Required work — Pick out each line of the records that includes the string "pending", and copy it.

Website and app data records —
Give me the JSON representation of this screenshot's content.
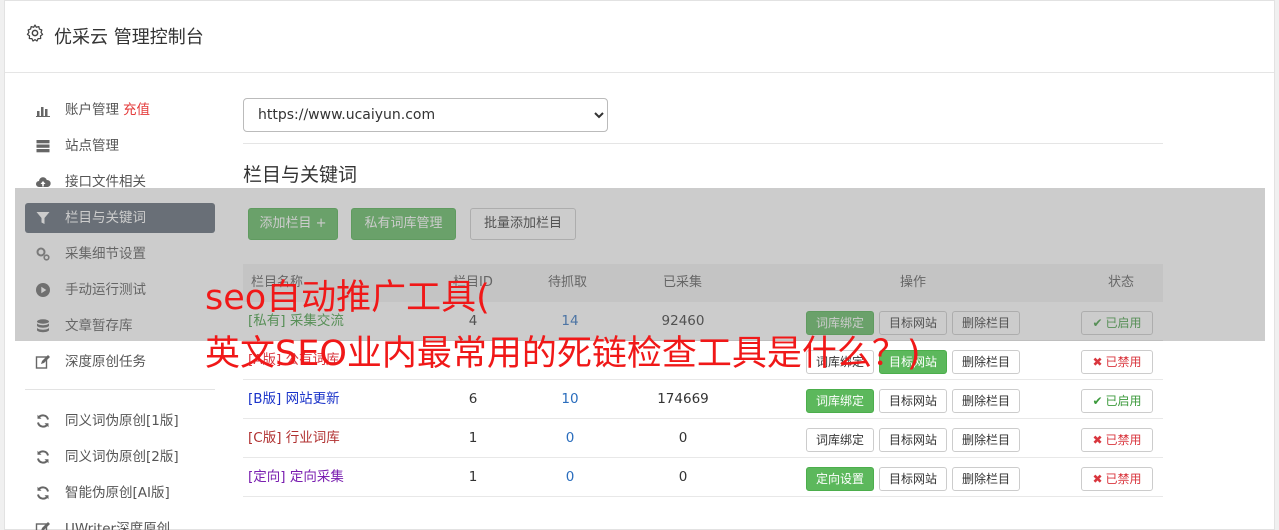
{
  "app": {
    "title": "优采云 管理控制台"
  },
  "sidebar": {
    "items": [
      {
        "label": "账户管理",
        "extra": "充值",
        "icon": "bar-chart-icon"
      },
      {
        "label": "站点管理",
        "icon": "server-icon"
      },
      {
        "label": "接口文件相关",
        "icon": "cloud-upload-icon"
      },
      {
        "label": "栏目与关键词",
        "icon": "filter-icon",
        "active": true
      },
      {
        "label": "采集细节设置",
        "icon": "gears-icon"
      },
      {
        "label": "手动运行测试",
        "icon": "play-circle-icon"
      },
      {
        "label": "文章暂存库",
        "icon": "database-icon"
      },
      {
        "label": "深度原创任务",
        "icon": "edit-icon"
      }
    ],
    "items2": [
      {
        "label": "同义词伪原创[1版]",
        "icon": "refresh-icon"
      },
      {
        "label": "同义词伪原创[2版]",
        "icon": "refresh-icon"
      },
      {
        "label": "智能伪原创[AI版]",
        "icon": "refresh-icon"
      },
      {
        "label": "UWriter深度原创",
        "icon": "edit-icon"
      }
    ]
  },
  "main": {
    "site_select": "https://www.ucaiyun.com",
    "section_title": "栏目与关键词",
    "buttons": {
      "add_column": "添加栏目 +",
      "private_lib": "私有词库管理",
      "batch_add": "批量添加栏目"
    },
    "table": {
      "headers": [
        "栏目名称",
        "栏目ID",
        "待抓取",
        "已采集",
        "操作",
        "状态"
      ],
      "rows": [
        {
          "name": "[私有] 采集交流",
          "name_color": "#3c9a3c",
          "id": "4",
          "pending": "14",
          "collected": "92460",
          "op1": "词库绑定",
          "op1_green": true,
          "op2": "目标网站",
          "op3": "删除栏目",
          "status": "已启用",
          "status_on": true
        },
        {
          "name": "[A版] 公有词库",
          "name_color": "#d9363e",
          "id": "",
          "pending": "",
          "collected": "",
          "op1": "词库绑定",
          "op1_green": false,
          "op2": "目标网站",
          "op2_green": true,
          "op3": "删除栏目",
          "status": "已禁用",
          "status_on": false
        },
        {
          "name": "[B版] 网站更新",
          "name_color": "#1a33c9",
          "id": "6",
          "pending": "10",
          "collected": "174669",
          "op1": "词库绑定",
          "op1_green": true,
          "op2": "目标网站",
          "op3": "删除栏目",
          "status": "已启用",
          "status_on": true
        },
        {
          "name": "[C版] 行业词库",
          "name_color": "#b03030",
          "id": "1",
          "pending": "0",
          "collected": "0",
          "op1": "词库绑定",
          "op1_green": false,
          "op2": "目标网站",
          "op3": "删除栏目",
          "status": "已禁用",
          "status_on": false
        },
        {
          "name": "[定向] 定向采集",
          "name_color": "#7a1fb0",
          "id": "1",
          "pending": "0",
          "collected": "0",
          "op1": "定向设置",
          "op1_green": true,
          "op2": "目标网站",
          "op3": "删除栏目",
          "status": "已禁用",
          "status_on": false
        }
      ]
    }
  },
  "overlay": {
    "line1": "seo自动推广工具(",
    "line2": "英文SEO业内最常用的死链检查工具是什么？)"
  },
  "colors": {
    "green": "#5cb85c",
    "red": "#d9363e",
    "active_nav": "#5a6572",
    "banner": "#f01818"
  }
}
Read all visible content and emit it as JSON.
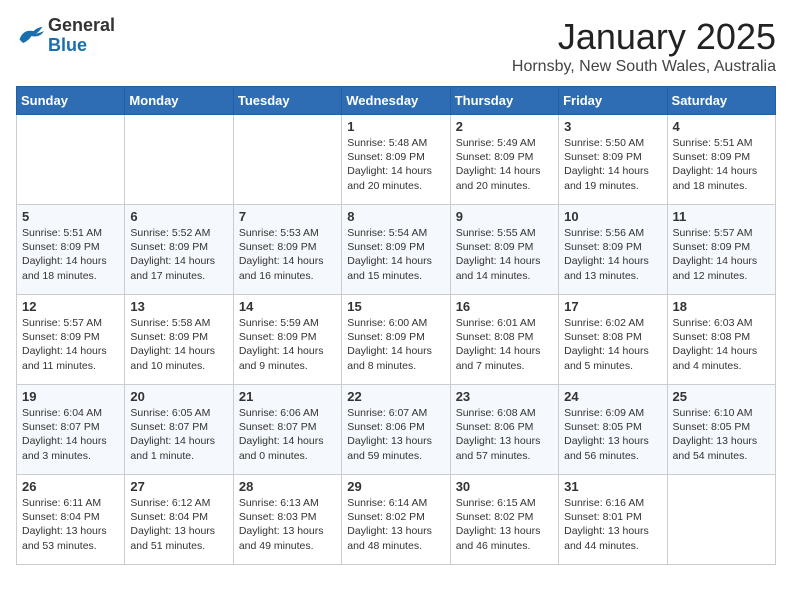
{
  "logo": {
    "general": "General",
    "blue": "Blue"
  },
  "header": {
    "month_year": "January 2025",
    "location": "Hornsby, New South Wales, Australia"
  },
  "days_of_week": [
    "Sunday",
    "Monday",
    "Tuesday",
    "Wednesday",
    "Thursday",
    "Friday",
    "Saturday"
  ],
  "weeks": [
    [
      {
        "day": "",
        "info": ""
      },
      {
        "day": "",
        "info": ""
      },
      {
        "day": "",
        "info": ""
      },
      {
        "day": "1",
        "info": "Sunrise: 5:48 AM\nSunset: 8:09 PM\nDaylight: 14 hours\nand 20 minutes."
      },
      {
        "day": "2",
        "info": "Sunrise: 5:49 AM\nSunset: 8:09 PM\nDaylight: 14 hours\nand 20 minutes."
      },
      {
        "day": "3",
        "info": "Sunrise: 5:50 AM\nSunset: 8:09 PM\nDaylight: 14 hours\nand 19 minutes."
      },
      {
        "day": "4",
        "info": "Sunrise: 5:51 AM\nSunset: 8:09 PM\nDaylight: 14 hours\nand 18 minutes."
      }
    ],
    [
      {
        "day": "5",
        "info": "Sunrise: 5:51 AM\nSunset: 8:09 PM\nDaylight: 14 hours\nand 18 minutes."
      },
      {
        "day": "6",
        "info": "Sunrise: 5:52 AM\nSunset: 8:09 PM\nDaylight: 14 hours\nand 17 minutes."
      },
      {
        "day": "7",
        "info": "Sunrise: 5:53 AM\nSunset: 8:09 PM\nDaylight: 14 hours\nand 16 minutes."
      },
      {
        "day": "8",
        "info": "Sunrise: 5:54 AM\nSunset: 8:09 PM\nDaylight: 14 hours\nand 15 minutes."
      },
      {
        "day": "9",
        "info": "Sunrise: 5:55 AM\nSunset: 8:09 PM\nDaylight: 14 hours\nand 14 minutes."
      },
      {
        "day": "10",
        "info": "Sunrise: 5:56 AM\nSunset: 8:09 PM\nDaylight: 14 hours\nand 13 minutes."
      },
      {
        "day": "11",
        "info": "Sunrise: 5:57 AM\nSunset: 8:09 PM\nDaylight: 14 hours\nand 12 minutes."
      }
    ],
    [
      {
        "day": "12",
        "info": "Sunrise: 5:57 AM\nSunset: 8:09 PM\nDaylight: 14 hours\nand 11 minutes."
      },
      {
        "day": "13",
        "info": "Sunrise: 5:58 AM\nSunset: 8:09 PM\nDaylight: 14 hours\nand 10 minutes."
      },
      {
        "day": "14",
        "info": "Sunrise: 5:59 AM\nSunset: 8:09 PM\nDaylight: 14 hours\nand 9 minutes."
      },
      {
        "day": "15",
        "info": "Sunrise: 6:00 AM\nSunset: 8:09 PM\nDaylight: 14 hours\nand 8 minutes."
      },
      {
        "day": "16",
        "info": "Sunrise: 6:01 AM\nSunset: 8:08 PM\nDaylight: 14 hours\nand 7 minutes."
      },
      {
        "day": "17",
        "info": "Sunrise: 6:02 AM\nSunset: 8:08 PM\nDaylight: 14 hours\nand 5 minutes."
      },
      {
        "day": "18",
        "info": "Sunrise: 6:03 AM\nSunset: 8:08 PM\nDaylight: 14 hours\nand 4 minutes."
      }
    ],
    [
      {
        "day": "19",
        "info": "Sunrise: 6:04 AM\nSunset: 8:07 PM\nDaylight: 14 hours\nand 3 minutes."
      },
      {
        "day": "20",
        "info": "Sunrise: 6:05 AM\nSunset: 8:07 PM\nDaylight: 14 hours\nand 1 minute."
      },
      {
        "day": "21",
        "info": "Sunrise: 6:06 AM\nSunset: 8:07 PM\nDaylight: 14 hours\nand 0 minutes."
      },
      {
        "day": "22",
        "info": "Sunrise: 6:07 AM\nSunset: 8:06 PM\nDaylight: 13 hours\nand 59 minutes."
      },
      {
        "day": "23",
        "info": "Sunrise: 6:08 AM\nSunset: 8:06 PM\nDaylight: 13 hours\nand 57 minutes."
      },
      {
        "day": "24",
        "info": "Sunrise: 6:09 AM\nSunset: 8:05 PM\nDaylight: 13 hours\nand 56 minutes."
      },
      {
        "day": "25",
        "info": "Sunrise: 6:10 AM\nSunset: 8:05 PM\nDaylight: 13 hours\nand 54 minutes."
      }
    ],
    [
      {
        "day": "26",
        "info": "Sunrise: 6:11 AM\nSunset: 8:04 PM\nDaylight: 13 hours\nand 53 minutes."
      },
      {
        "day": "27",
        "info": "Sunrise: 6:12 AM\nSunset: 8:04 PM\nDaylight: 13 hours\nand 51 minutes."
      },
      {
        "day": "28",
        "info": "Sunrise: 6:13 AM\nSunset: 8:03 PM\nDaylight: 13 hours\nand 49 minutes."
      },
      {
        "day": "29",
        "info": "Sunrise: 6:14 AM\nSunset: 8:02 PM\nDaylight: 13 hours\nand 48 minutes."
      },
      {
        "day": "30",
        "info": "Sunrise: 6:15 AM\nSunset: 8:02 PM\nDaylight: 13 hours\nand 46 minutes."
      },
      {
        "day": "31",
        "info": "Sunrise: 6:16 AM\nSunset: 8:01 PM\nDaylight: 13 hours\nand 44 minutes."
      },
      {
        "day": "",
        "info": ""
      }
    ]
  ]
}
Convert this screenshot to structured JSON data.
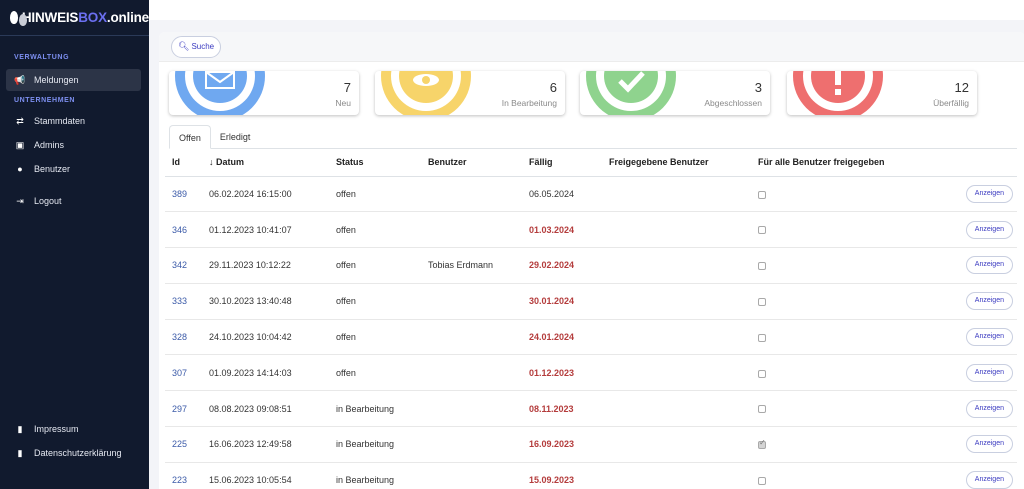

The completed task —
          "pending": "14",
          "pending": "",
          "pending": "10",
          "pending": "0",
          "pending": "0",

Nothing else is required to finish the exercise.